Tuesday, Aug 02, 2022 - 09:25 PM

Authored by Daniel Y. Teng via The Epoch Times (emphasis ours),

A Chinese state-owned firm is investigating the purchase of a deep water port and a World War II-era airstrip and marine base in the Solomon Islands, according to new documents obtained by the Australian Broadcasting Corporation.

In this handout provided by the Australian Department of Defence, Armadale Class Patrol Boat, HMAS Armidale, sails into the Port of Honiara, Guadalcanal Island, Solomon Islands, on Dec. 1, 2021. (CPL Brodie Cross/Australian Department of Defence via Getty Images)

The China Forestry Group Corporation, under the direct control of Beijing, is scoping out acquisition targets, including a forestry plantation on the circle-shaped island of Kolombangara—the site of extensive fighting between the Allies and Imperial Japan during World War II.

The plantation covers two-thirds of the island and includes 14,000 hectares of hardwood forest, 24,000 hectares of protected forest, a deep water port, an old marine base, airstrip, and large tracts of flat land.

Kolombangara is also part of the New Georgia Islands group, within the Western Province of the Solomon Islands. It is located near a major tuna fishing hub, Noro, as well as the town of Munda, where there is already extensive Chinese investment in the airport.

Talks for Kolombangara began in 2019 when a delegation from China Forestry visited the island. However, while the delegation showed little interest in the trees, there appeared to be interest in the wharf and its depth.

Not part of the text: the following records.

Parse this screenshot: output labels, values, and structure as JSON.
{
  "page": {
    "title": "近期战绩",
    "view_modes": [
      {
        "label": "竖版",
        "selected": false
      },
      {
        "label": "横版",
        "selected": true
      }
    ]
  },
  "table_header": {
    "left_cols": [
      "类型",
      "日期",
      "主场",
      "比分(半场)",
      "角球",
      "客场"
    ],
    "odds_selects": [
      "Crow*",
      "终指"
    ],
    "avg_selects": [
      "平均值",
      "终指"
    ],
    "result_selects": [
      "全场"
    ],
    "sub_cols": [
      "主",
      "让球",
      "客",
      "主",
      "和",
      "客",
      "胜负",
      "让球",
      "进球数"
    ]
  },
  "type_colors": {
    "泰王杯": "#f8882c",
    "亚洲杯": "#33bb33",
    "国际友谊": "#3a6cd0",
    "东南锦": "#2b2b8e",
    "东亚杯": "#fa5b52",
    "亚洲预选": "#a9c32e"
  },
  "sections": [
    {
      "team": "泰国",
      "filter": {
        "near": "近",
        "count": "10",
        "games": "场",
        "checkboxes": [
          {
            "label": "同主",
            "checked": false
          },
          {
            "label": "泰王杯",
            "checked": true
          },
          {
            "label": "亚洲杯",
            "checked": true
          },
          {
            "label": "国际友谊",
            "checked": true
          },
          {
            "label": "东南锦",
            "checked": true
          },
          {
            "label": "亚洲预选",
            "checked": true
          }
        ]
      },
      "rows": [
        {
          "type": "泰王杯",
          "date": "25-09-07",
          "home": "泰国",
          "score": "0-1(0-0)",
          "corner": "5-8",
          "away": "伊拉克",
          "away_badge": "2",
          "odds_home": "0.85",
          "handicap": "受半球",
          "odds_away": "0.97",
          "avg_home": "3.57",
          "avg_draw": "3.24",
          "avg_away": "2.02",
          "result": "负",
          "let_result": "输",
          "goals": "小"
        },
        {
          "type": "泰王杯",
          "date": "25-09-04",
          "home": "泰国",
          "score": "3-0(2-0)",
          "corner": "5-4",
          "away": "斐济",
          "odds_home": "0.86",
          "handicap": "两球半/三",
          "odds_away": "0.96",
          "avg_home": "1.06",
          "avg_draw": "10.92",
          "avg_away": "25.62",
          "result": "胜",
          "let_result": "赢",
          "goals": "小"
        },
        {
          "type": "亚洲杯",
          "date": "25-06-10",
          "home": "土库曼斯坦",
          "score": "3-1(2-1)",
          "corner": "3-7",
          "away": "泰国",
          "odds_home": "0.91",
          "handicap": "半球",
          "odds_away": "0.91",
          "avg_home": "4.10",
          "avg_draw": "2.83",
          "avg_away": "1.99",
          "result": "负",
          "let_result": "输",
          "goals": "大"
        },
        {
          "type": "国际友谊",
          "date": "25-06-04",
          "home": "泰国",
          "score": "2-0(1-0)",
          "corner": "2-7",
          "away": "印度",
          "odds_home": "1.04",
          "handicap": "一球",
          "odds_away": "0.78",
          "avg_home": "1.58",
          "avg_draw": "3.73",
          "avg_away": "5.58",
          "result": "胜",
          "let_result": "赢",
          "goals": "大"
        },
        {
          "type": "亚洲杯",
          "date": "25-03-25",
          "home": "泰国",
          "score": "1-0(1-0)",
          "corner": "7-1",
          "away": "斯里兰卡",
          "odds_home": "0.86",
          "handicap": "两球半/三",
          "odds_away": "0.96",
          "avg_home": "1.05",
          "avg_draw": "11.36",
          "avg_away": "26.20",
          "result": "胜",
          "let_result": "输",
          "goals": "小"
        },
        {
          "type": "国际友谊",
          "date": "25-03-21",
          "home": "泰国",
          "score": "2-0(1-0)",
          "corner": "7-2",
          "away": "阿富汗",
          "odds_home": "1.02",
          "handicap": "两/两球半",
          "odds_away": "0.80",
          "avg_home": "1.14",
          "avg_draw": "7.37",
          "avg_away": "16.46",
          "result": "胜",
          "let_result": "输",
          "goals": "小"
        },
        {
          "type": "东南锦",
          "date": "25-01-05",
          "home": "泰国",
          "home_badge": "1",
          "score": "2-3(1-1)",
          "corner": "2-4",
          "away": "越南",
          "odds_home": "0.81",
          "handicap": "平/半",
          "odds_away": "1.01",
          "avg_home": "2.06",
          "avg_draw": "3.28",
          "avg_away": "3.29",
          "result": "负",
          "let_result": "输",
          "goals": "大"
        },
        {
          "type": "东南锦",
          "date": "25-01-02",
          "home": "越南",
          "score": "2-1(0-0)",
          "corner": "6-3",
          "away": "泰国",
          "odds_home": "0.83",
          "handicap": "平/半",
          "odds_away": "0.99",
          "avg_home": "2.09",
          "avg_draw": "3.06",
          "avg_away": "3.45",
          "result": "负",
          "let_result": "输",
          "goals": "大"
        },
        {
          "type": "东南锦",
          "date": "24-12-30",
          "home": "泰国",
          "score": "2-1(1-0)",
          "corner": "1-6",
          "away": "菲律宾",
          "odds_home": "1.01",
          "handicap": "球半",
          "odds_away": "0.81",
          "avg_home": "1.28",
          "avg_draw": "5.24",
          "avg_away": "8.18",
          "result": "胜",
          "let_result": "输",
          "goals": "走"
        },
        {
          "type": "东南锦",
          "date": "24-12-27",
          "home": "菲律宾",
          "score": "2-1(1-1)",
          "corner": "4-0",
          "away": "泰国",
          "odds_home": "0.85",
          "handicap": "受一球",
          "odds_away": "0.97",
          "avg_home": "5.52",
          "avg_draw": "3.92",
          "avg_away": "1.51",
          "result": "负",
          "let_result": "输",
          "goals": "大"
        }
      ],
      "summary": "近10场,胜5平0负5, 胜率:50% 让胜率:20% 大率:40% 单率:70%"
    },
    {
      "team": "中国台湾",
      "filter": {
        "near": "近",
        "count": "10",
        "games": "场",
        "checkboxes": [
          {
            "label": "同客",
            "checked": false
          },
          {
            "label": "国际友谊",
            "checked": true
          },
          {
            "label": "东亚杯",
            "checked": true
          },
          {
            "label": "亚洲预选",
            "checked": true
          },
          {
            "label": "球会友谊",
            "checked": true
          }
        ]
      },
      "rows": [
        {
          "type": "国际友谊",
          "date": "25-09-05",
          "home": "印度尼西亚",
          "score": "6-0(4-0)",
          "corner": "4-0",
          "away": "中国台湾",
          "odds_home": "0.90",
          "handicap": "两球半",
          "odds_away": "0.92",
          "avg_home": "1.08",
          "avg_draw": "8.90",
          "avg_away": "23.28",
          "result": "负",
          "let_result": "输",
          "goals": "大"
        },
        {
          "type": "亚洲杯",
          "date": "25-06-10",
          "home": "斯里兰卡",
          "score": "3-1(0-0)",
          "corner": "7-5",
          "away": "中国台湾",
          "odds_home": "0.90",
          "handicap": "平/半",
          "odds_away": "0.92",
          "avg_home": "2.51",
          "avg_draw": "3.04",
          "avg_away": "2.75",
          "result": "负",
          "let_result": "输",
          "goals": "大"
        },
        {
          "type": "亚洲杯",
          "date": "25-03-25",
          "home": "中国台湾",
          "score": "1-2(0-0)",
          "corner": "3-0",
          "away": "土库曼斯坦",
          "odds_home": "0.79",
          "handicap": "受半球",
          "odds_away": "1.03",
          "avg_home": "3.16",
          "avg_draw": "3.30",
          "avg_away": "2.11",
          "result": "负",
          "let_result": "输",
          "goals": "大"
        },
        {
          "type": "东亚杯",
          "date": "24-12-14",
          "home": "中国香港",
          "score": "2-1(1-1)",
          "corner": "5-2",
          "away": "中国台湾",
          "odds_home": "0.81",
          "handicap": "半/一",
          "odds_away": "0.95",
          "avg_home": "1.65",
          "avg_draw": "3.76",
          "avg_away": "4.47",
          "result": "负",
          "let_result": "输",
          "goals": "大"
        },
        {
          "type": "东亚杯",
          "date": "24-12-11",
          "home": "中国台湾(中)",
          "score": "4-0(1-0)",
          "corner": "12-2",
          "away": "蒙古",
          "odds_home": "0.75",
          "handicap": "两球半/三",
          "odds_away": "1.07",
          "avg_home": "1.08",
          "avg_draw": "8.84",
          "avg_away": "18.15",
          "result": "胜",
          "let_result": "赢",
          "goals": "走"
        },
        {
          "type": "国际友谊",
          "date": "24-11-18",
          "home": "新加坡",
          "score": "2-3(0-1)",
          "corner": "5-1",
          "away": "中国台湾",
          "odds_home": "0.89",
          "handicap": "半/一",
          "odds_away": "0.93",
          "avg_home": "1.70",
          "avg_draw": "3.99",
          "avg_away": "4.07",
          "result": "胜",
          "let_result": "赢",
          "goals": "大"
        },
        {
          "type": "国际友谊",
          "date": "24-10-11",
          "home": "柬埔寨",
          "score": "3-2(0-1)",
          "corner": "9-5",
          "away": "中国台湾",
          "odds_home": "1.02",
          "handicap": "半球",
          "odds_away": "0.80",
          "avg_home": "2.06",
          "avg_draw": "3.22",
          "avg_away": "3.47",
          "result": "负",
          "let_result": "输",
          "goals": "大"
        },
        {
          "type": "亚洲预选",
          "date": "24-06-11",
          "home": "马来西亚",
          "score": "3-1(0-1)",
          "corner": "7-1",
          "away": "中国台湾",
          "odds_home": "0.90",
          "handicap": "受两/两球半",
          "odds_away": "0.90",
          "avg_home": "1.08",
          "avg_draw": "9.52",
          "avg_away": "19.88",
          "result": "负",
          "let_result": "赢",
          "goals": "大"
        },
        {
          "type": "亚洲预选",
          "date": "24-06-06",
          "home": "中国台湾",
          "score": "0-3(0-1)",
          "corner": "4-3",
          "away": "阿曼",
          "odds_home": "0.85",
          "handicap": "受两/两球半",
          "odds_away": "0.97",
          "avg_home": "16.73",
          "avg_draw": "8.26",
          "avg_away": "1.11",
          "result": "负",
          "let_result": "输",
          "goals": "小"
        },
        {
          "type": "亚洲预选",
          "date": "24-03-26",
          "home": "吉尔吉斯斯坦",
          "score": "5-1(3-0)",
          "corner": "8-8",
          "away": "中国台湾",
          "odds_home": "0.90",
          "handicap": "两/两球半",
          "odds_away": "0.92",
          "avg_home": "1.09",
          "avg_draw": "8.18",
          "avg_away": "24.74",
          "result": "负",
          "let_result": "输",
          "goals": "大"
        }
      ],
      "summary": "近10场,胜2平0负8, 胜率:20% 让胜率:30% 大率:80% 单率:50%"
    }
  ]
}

The plantation is currently owned by Taiwanese and Australian private shareholders, along with the Solomon Islands government—which currently maintains close ties to the Chinese Communist Party. Since May 2022, talks have resumed.

Members of the plantation company’s board, Kolombangara Forests Products Ltd, have written to the Australian Foreign Minister Penny Wong expressing concerns over Beijing’s interest, according to the ABC’s Four Corners program. Australia’s Department of Foreign Affairs and Trade responded by saying it would not intervene in this particular transaction.

The Australian government already has investments across the Solomon Islands in its bid to push back Beijing’s ongoing influence, including works at the Noro fishing and container hub, and funding six mobile phone towers across the country.

Beijing Influence Deeply Entrenched in the Solomons

It comes as Chinese telecommunications giant Huawei continues working with the Solomons national government to build 200 mobile towers across the islands. Huawei was banned from Australia’s 5G network in 2018 over security concerns—a move adopted by several democratic governments in subsequent years, including the United States, Japan, United Kingdom, India, and Taiwan.

Meanwhile, Solomon Islands Prime Minister Manasseh Sogavare was also found to have activated a secret Beijing-backed slush fund in the lead-up to a no-confidence motion in December—distributing $80,000 to every MP loyal to him (and nothing to those who opposed him).

The latest revelations come as democratic leaders continue bolstering support in the Pacific region in response to Beijing’s ongoing influence—which has entrenched the interests of corrupt national leaders.

Further, the plantation deal is not the first indication of Beijing’s military interests in the region. In April, documents were leaked revealing Chinese state-owned aviation company, Avic International Project Engineering Co., had been scoping out development sites for naval and infrastructure projects for the People’s Liberation Army—Navy (PLAN).

The news broke after a secret security deal between Solomon Islands Prime Minister Sogavare and Beijing was signed that would allow the PLAN to station troops, weapons, and naval ships in the region—opening the door to the full militarization of the region akin to the South China Sea.

Sogavare has continued to deny that Beijing will establish a military base.